● **Task**:
Find every line in the records below that contains "dots", and copy it.

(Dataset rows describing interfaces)
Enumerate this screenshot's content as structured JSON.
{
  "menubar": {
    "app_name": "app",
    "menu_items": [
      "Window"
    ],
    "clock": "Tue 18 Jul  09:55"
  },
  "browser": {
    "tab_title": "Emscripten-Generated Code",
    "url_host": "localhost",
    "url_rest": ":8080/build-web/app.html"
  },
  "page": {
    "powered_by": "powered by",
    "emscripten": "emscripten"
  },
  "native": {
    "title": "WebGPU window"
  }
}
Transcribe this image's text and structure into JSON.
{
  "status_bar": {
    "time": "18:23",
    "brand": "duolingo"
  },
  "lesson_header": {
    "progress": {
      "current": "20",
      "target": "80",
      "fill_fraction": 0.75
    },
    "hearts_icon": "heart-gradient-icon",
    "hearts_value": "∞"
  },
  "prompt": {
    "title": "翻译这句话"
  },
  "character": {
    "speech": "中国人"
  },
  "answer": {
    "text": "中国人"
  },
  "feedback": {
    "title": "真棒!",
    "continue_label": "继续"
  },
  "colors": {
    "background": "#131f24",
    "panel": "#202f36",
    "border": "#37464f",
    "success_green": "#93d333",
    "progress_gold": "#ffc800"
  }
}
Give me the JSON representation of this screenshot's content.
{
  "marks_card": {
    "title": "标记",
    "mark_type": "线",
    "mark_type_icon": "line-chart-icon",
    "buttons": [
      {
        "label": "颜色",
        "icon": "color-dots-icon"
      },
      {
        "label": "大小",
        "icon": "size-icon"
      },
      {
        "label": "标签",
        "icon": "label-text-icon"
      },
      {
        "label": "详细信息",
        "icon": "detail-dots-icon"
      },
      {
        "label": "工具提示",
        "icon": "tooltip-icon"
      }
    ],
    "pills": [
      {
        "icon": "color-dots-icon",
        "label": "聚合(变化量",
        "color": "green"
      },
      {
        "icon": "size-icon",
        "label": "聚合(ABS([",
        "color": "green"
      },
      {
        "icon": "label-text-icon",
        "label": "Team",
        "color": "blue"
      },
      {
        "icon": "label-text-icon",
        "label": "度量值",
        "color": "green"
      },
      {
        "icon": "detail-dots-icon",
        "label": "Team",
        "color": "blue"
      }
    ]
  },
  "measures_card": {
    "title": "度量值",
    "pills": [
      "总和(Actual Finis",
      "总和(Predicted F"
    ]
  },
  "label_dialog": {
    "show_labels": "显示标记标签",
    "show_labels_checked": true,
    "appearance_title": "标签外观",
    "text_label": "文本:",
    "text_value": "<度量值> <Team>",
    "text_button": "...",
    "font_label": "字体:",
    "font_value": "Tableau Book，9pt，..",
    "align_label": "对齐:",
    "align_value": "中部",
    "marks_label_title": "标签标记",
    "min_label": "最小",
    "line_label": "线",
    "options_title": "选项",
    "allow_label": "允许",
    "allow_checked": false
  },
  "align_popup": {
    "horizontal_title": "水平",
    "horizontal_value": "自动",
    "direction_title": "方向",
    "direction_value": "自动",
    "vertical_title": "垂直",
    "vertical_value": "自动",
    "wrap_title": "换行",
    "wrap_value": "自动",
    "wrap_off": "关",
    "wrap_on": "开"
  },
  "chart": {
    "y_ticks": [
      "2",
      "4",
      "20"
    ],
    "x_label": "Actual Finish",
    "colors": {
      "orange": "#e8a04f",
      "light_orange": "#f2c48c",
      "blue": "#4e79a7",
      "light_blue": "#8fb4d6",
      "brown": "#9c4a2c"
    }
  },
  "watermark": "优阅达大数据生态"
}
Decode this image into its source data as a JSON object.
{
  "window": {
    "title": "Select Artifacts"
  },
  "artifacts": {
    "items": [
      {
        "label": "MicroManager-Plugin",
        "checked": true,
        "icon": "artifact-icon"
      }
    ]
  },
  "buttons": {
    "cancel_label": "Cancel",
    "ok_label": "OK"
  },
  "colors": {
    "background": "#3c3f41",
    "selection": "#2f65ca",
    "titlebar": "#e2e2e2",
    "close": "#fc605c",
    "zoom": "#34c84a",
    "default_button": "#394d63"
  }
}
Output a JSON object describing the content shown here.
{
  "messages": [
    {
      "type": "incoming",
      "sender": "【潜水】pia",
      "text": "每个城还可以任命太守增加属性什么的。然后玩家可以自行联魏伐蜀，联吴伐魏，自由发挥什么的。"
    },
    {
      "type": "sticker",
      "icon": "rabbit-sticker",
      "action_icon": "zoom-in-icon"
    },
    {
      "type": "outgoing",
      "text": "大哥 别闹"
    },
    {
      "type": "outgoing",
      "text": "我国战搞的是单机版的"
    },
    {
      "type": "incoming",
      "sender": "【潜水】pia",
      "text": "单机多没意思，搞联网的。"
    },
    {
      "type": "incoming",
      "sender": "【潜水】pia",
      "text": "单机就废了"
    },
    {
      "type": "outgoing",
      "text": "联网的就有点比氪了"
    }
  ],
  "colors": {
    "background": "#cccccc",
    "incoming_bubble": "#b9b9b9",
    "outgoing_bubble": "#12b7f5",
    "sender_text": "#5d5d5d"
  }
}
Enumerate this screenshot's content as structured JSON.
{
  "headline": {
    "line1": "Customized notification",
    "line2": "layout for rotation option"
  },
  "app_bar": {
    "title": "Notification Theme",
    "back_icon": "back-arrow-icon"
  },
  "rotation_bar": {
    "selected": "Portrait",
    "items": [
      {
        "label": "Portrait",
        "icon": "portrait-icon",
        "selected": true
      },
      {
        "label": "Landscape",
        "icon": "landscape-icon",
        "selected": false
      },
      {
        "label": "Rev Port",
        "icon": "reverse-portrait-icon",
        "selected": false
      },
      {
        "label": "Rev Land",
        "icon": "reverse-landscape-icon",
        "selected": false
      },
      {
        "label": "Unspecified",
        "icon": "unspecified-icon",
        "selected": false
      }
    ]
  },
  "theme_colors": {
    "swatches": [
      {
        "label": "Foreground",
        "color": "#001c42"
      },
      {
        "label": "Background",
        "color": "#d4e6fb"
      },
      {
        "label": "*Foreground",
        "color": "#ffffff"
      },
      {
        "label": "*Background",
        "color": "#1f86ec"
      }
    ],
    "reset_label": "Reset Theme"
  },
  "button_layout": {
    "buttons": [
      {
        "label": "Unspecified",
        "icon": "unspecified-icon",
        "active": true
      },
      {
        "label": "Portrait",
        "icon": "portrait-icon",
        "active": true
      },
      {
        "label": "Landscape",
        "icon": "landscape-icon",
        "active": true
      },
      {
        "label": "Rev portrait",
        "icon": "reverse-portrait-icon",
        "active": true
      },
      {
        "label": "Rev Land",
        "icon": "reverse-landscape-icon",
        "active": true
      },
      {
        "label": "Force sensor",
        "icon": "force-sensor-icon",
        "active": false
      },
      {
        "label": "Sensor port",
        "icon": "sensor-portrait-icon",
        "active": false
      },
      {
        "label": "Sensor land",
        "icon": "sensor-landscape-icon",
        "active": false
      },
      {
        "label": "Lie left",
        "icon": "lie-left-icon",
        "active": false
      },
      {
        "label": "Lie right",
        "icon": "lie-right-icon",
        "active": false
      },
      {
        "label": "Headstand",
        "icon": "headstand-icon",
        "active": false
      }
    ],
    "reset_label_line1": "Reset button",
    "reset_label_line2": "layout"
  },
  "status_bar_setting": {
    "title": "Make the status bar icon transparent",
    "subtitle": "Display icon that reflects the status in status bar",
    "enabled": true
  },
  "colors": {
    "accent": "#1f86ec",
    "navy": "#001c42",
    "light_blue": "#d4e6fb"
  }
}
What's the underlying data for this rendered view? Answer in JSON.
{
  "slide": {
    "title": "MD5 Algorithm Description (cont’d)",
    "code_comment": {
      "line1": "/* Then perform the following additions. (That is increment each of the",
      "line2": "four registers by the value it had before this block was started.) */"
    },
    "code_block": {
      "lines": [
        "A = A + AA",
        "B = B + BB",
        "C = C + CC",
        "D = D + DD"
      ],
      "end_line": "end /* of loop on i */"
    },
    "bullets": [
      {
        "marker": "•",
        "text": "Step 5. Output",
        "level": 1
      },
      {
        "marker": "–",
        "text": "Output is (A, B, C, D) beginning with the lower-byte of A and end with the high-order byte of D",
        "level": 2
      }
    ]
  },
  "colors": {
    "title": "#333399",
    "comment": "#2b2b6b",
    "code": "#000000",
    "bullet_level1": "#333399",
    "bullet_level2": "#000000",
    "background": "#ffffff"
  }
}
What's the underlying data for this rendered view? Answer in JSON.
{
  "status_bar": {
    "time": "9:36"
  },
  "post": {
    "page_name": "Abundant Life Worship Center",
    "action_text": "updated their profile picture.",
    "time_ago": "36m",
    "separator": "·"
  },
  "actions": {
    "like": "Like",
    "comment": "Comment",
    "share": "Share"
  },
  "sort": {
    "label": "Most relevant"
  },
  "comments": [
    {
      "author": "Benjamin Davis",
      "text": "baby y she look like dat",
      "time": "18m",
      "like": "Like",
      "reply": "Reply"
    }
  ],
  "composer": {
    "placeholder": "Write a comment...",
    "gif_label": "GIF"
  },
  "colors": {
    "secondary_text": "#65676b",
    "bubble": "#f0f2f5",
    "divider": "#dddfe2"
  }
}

● **Exercise answer**:
        "icon": "color-dots-icon"
        "icon": "detail-dots-icon"
        "icon": "color-dots-icon",
        "icon": "detail-dots-icon",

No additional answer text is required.